The oceans swirl and twirl under the influence of the winds, Coriolis, salinity differences, the edges of the continents, and the shape of the deep ocean floor. We will discuss ocean circulation in detail in Module 6, but since ocean currents are critical agents of heat transport, we must include them here as well. In general, the surface currents of the oceans are driven by winds, Coriolis and the edges of continents, and the deep currents that mix the oceans are driven by density changes related to temperature and salinity as well as the shape of the deep ocean floor.
The pattern of circulation is shown in the figure below, which represents the average paths of flow; on a shorter term, the flow is dominated by eddies that spin around.
In this map, the different colors correspond to the warm currents (red), cold currents (blue), and currents that move mostly along lines of latitude and thus do not transport waters across a temperature gradient (black). These latter currents may involve warm or cold water, but they do not move that water to warmer or colder places. As mentioned earlier, these arrows depict average flow paths, but on a shorter timescale, the water is involved in eddies that move along the directions indicated by these arrows. These ubiquitous eddies are important since they mix up the surface of the oceans just as swirling a spoon in a coffee cup mixes the coffee. There are several ways of forming eddies, including intermittent winds combining with the Coriolis effect, opposing currents interacting with each other, and currents interacting with coastlines. As this pattern of currents indicates, surface ocean circulation moves a lot of warm water to colder portions of the Earth; it also moves cold water back down to warmer regions — the net effect is to exchange heat and bring the tropics and the poles a little closer to each other in terms of temperature. Or, in other words, this (along with the winds) moves surplus energy from the tropics to the regions of energy deficit near the poles.
It is important to realize that these currents, by themselves, would eventually homogenize the temperature on the surface, were it not for the huge difference in solar energy between the tropics and the poles. In addition, the strength of these air and ocean currents is sensitive to the temperature difference between the poles and the equator — the greater the temperature difference, the stronger the currents.
The surface currents described above are generally confined to the upper hundred meters or so of the oceans, and considering that the average depth of the oceans is about 4000 meters, the surface currents represent a very small part of the ocean system. The rest of the oceans are also in motion, moving much more slowly under the influence of density differences caused by temperature and salinity changes. Cold, salty water is dense, while warm, fresh water is light, and the resulting density differences drive a system of flows sometimes referred to as the thermohaline circulation. In today’s world, there are two principal places where deep waters form — the North Atlantic and Antarctica, as shown below:
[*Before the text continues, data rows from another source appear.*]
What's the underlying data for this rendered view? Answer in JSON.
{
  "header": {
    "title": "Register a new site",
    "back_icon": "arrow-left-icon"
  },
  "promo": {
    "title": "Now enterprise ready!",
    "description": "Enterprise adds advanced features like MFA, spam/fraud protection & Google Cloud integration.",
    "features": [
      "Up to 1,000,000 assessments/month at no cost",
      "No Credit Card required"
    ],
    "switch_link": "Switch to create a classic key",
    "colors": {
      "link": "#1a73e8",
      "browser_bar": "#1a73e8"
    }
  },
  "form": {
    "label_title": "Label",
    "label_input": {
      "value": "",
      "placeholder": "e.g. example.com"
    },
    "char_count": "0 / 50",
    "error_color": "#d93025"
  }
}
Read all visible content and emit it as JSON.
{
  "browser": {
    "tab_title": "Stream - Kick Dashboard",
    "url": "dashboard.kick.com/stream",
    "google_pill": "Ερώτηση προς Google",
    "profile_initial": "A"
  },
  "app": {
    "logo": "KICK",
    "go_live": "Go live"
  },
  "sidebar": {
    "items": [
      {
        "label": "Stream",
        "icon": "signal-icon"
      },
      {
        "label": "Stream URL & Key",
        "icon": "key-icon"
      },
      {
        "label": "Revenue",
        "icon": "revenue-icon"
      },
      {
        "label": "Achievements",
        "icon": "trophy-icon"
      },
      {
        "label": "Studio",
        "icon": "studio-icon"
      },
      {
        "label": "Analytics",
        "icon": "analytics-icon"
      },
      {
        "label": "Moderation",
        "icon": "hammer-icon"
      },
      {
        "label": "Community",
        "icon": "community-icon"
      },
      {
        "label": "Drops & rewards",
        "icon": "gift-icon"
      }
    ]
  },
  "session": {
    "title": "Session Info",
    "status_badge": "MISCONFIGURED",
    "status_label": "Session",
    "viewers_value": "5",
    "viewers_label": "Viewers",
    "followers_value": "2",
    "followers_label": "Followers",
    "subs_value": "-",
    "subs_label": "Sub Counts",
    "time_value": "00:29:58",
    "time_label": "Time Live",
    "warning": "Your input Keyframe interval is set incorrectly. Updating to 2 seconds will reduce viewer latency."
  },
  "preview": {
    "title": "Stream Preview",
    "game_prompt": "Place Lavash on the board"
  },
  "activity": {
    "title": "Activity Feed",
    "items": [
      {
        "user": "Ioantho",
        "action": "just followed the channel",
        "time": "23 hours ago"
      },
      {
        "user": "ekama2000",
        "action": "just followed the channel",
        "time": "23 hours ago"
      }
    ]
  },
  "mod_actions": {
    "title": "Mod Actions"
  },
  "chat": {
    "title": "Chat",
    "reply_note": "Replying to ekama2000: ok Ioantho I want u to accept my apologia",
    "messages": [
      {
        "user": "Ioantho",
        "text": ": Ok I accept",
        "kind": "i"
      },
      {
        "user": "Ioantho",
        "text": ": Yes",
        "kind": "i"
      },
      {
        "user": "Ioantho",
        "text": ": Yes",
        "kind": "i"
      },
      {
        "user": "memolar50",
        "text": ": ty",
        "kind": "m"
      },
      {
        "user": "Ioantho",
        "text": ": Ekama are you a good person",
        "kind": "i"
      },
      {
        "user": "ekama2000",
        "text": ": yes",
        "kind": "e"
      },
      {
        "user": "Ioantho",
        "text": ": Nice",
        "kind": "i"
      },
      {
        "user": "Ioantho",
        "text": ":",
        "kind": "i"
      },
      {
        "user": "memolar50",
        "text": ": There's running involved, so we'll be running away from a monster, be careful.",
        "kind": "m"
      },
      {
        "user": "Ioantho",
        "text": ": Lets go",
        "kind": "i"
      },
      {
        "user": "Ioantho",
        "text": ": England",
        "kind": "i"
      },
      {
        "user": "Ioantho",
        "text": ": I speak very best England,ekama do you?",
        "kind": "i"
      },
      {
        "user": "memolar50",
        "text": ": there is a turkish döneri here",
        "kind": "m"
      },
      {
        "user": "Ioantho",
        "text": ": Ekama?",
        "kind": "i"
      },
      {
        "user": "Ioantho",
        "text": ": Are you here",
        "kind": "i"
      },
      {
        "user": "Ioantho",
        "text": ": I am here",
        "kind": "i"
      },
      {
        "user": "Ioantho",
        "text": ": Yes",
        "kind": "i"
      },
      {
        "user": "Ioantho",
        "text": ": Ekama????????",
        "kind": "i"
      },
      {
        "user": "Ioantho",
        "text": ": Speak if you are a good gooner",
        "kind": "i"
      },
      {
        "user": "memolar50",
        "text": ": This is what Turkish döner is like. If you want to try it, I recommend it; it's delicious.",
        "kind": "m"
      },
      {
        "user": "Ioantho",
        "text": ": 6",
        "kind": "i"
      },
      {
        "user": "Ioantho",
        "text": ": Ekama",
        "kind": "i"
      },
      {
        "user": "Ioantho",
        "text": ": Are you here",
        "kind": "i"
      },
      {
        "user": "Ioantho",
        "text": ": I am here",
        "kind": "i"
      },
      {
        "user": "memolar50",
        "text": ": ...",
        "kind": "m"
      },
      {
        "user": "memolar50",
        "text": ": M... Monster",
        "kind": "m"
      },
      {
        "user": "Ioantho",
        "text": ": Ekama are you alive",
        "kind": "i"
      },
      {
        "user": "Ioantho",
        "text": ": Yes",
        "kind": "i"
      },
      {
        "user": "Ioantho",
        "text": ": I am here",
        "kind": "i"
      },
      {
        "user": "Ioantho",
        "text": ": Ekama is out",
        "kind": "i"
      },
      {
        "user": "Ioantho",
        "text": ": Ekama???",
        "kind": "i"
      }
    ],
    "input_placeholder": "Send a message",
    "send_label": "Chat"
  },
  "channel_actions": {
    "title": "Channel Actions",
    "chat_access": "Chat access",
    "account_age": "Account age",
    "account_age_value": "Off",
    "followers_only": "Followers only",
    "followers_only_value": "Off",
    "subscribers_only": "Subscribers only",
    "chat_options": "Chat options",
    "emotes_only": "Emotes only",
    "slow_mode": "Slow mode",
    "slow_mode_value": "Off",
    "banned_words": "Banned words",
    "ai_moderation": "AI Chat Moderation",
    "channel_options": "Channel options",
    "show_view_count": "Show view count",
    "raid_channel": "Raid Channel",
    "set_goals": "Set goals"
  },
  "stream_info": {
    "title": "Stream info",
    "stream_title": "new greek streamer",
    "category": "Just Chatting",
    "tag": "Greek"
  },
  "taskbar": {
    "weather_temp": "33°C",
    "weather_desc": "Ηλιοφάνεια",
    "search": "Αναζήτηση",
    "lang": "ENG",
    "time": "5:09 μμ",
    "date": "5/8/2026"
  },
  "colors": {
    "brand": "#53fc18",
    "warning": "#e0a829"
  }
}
In the North Atlantic, warm, salty water from the Gulf Stream comes into contact with cold Arctic air, and as the water cools it becomes very dense and sinks to the bottom of the ocean — this is called the North Atlantic Deep Water (NADW). When NADW forms, a tremendous amount of heat is transferred from the water to the air; this heat is equivalent to about 30% of the thermal energy received by the whole polar region, so it can influence Arctic climate in a major way. In the Antarctic, as sea ice forms at the edge of the ice sheet, pure water is removed from seawater, thus increasing the salinity of the remaining water; the resulting density increase makes this the densest water in oceans, and it sinks to the bottom — this water mass is called the Antarctic Bottom Water (ABW). Of these two deep water flows, the NADW is much greater and it flows in a complex path, hugging the bottom of the ocean as it moves through the Atlantic and into the Indian and Pacific Oceans, by which point it has warmed and mixed with the surrounding water to rise back up into the surface, where it starts its return path back into the North Atlantic, completing the loop in something like a thousand years. This flow is sometimes called the Global Conveyor Belt (we will talk a lot more about this in Module 6), and it represents an important means of mixing the global oceans.
These deep currents are very important to the global climate system in a couple of ways. One of these ways, described above, is the way that NADW formation influences the Arctic climate; this, in turn, can influence the formation or melting of ice in the polar region, which can trigger the ice-albedo feedback mechanism (see below). Another way these deep currents influence the global climate is by transporting CO2 to the deep waters of the oceans. The CO2 is dissolved into the seawater at the surface, so when deep waters form, they bring that CO2 with them, thus removing it from the atmosphere. What this does is to effectively increase the volume of ocean water that can hold CO2, which increases the total mass of carbon the oceans can hold. Indeed, these deep currents are already transporting anthropogenic CO2 and other gases such as CFCs into the deep ocean (we will talk a lot more about this in Modules 5 and 7).